§ **Records to process**
┄┄┄┄┄┄┄┄┄┄

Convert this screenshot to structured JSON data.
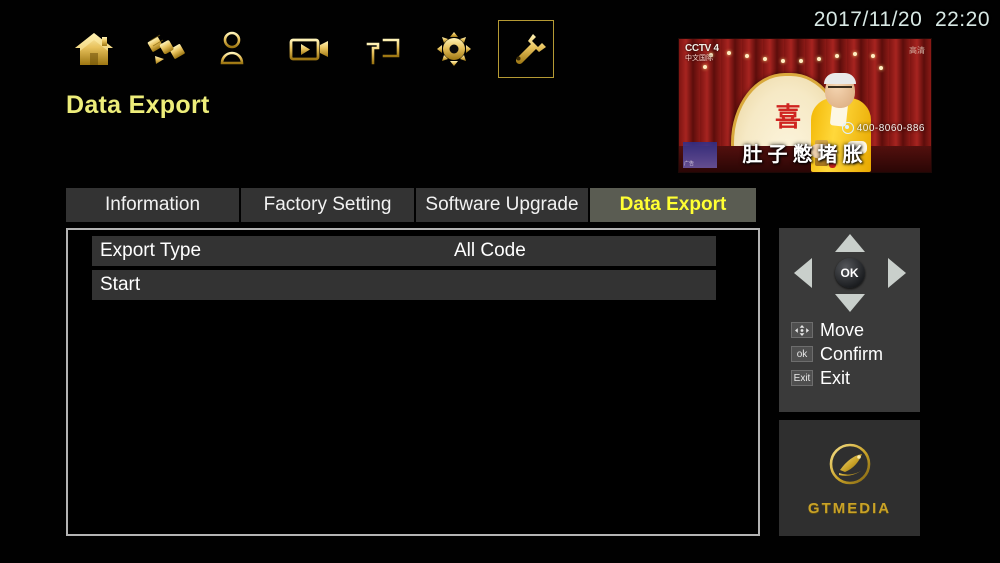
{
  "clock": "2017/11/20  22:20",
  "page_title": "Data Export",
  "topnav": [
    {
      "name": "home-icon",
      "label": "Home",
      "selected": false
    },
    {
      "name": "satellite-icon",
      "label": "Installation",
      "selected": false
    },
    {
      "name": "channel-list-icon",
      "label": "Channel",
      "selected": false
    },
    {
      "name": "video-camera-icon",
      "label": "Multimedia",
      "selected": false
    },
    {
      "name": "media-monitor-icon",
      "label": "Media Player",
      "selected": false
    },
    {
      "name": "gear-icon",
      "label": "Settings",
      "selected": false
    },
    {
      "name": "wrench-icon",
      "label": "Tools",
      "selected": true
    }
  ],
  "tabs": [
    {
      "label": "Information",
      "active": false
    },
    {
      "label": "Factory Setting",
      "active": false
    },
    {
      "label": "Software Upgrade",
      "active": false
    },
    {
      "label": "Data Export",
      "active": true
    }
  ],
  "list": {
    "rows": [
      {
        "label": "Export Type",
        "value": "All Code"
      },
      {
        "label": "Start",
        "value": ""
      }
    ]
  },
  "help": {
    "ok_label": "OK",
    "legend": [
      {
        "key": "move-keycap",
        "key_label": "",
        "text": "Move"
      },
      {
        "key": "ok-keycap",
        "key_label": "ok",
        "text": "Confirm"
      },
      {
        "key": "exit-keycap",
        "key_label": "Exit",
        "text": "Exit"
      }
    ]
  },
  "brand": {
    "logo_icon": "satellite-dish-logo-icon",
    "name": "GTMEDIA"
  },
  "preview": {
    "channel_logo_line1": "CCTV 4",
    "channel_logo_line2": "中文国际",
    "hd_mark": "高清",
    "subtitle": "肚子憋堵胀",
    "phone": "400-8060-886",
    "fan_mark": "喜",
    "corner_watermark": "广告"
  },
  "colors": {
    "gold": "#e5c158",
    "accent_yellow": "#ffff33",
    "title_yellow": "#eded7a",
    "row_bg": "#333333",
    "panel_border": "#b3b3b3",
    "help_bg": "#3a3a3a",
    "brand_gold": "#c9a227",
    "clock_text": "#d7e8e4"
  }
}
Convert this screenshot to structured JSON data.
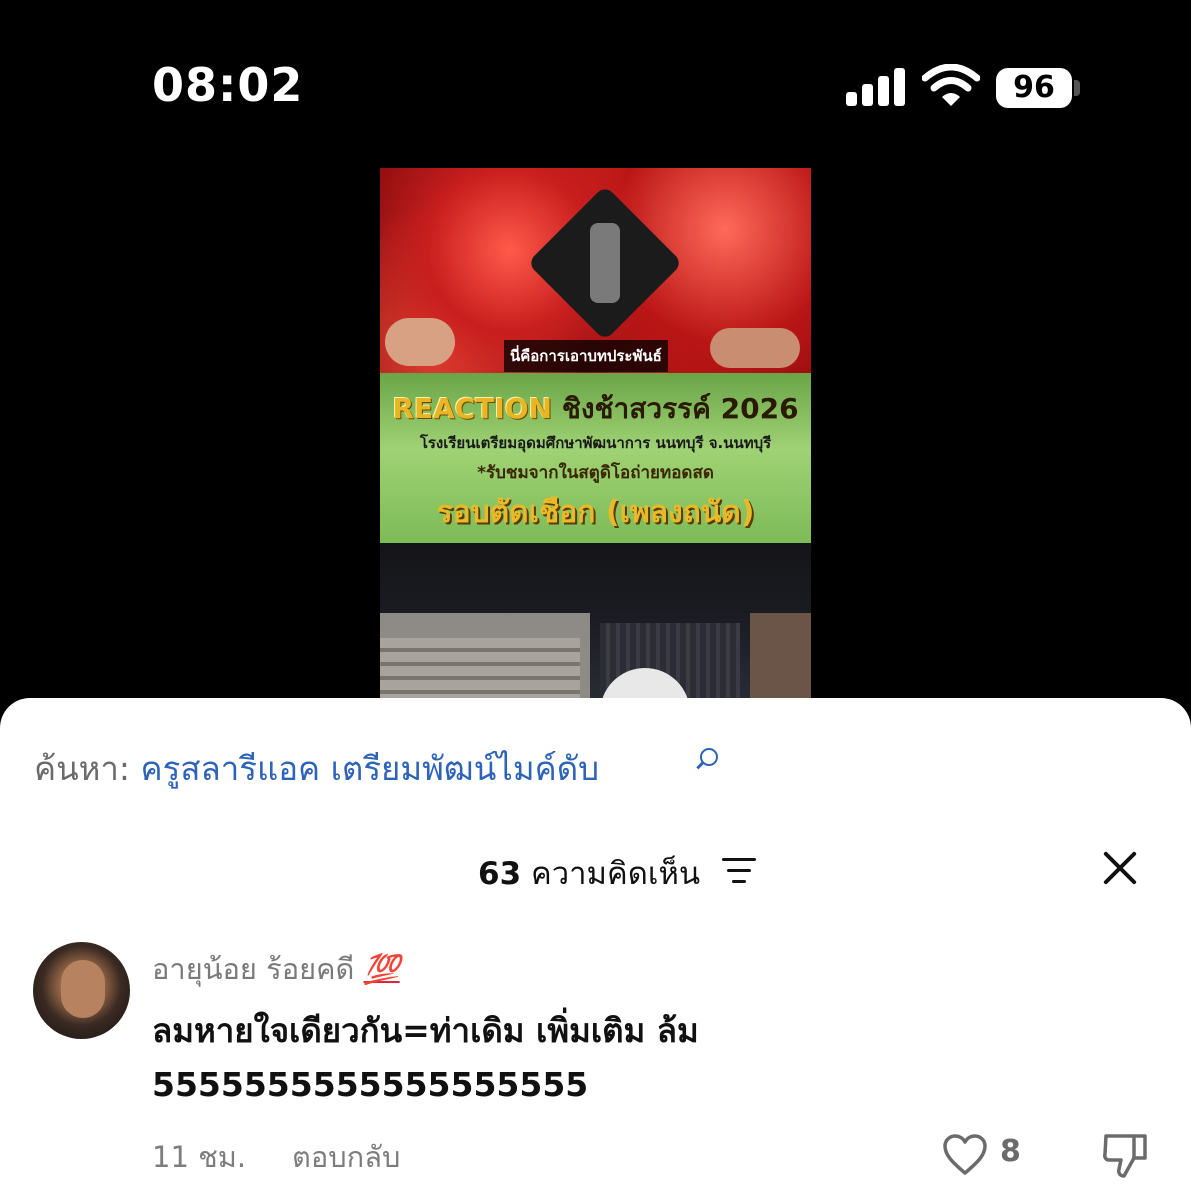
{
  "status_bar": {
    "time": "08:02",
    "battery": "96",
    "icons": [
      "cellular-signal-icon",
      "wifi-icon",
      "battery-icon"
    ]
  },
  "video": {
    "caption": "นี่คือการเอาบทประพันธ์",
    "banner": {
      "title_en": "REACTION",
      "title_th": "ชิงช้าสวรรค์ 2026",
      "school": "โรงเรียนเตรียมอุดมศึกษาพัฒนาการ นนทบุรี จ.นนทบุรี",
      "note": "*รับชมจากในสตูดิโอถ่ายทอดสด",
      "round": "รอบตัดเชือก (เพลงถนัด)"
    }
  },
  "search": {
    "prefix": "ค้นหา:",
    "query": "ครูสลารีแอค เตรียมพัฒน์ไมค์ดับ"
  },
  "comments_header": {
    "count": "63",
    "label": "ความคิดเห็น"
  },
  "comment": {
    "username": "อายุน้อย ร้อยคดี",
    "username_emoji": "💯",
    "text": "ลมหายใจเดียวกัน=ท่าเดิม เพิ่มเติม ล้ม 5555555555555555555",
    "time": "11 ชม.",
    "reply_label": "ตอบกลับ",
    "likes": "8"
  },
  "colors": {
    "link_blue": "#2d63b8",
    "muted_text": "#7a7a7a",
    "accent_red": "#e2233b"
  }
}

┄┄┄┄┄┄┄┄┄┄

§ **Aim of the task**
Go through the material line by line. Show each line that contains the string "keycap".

§ **Your response**
        "key": "move-keycap",
        "key": "ok-keycap",
        "key": "exit-keycap",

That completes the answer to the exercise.